Provided information:

========================================

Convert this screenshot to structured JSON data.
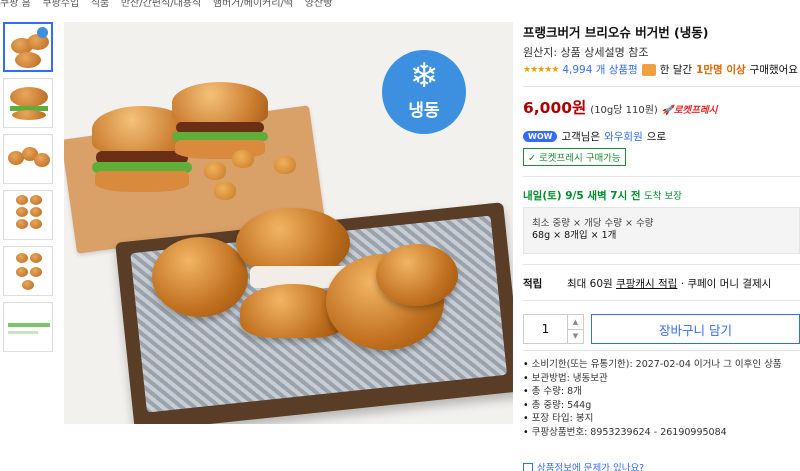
{
  "breadcrumb": [
    "쿠팡 홈",
    "쿠팡수입",
    "식품",
    "반찬/간편식/대용식",
    "햄버거/베이커리/떡",
    "양산빵"
  ],
  "product": {
    "title": "프랭크버거 브리오슈 버거번 (냉동)",
    "origin": "원산지: 상품 상세설명 참조",
    "stars": "★★★★★",
    "review_count": "4,994 개 상품평",
    "buy_prefix": "한 달간",
    "buy_highlight": "1만명 이상",
    "buy_suffix": "구매했어요",
    "price": "6,000원",
    "unit_price": "(10g당 110원)",
    "rocket_label": "로켓프레시",
    "frozen_badge": "냉동"
  },
  "membership": {
    "wow_badge": "WOW",
    "text_before": "고객님은",
    "link": "와우회원",
    "text_after": "으로",
    "rocket_badge": "✓ 로켓프레시 구매가능"
  },
  "delivery": {
    "date": "내일(토) 9/5 새벽 7시 전",
    "guarantee": "도착 보장"
  },
  "spec": {
    "label": "최소 중량 × 개당 수량 × 수량",
    "value": "68g × 8개입 × 1개"
  },
  "cash": {
    "label": "적립",
    "prefix": "최대 60원",
    "link": "쿠팡캐시 적립",
    "suffix": "· 쿠페이 머니 결제시"
  },
  "cart": {
    "quantity": "1",
    "button_label": "장바구니 담기"
  },
  "details": [
    "소비기한(또는 유통기한): 2027-02-04 이거나 그 이후인 상품",
    "보관방법: 냉동보관",
    "총 수량: 8개",
    "총 중량: 544g",
    "포장 타입: 봉지",
    "쿠팡상품번호: 8953239624 - 26190995084"
  ],
  "report_link": "상품정보에 문제가 있나요?",
  "colors": {
    "accent": "#346aff",
    "price": "#ae0000",
    "delivery": "#008c2e",
    "frozen": "#3d8fe0"
  }
}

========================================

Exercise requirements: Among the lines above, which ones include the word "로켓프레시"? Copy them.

Solution:
    "rocket_label": "로켓프레시",
    "rocket_badge": "✓ 로켓프레시 구매가능"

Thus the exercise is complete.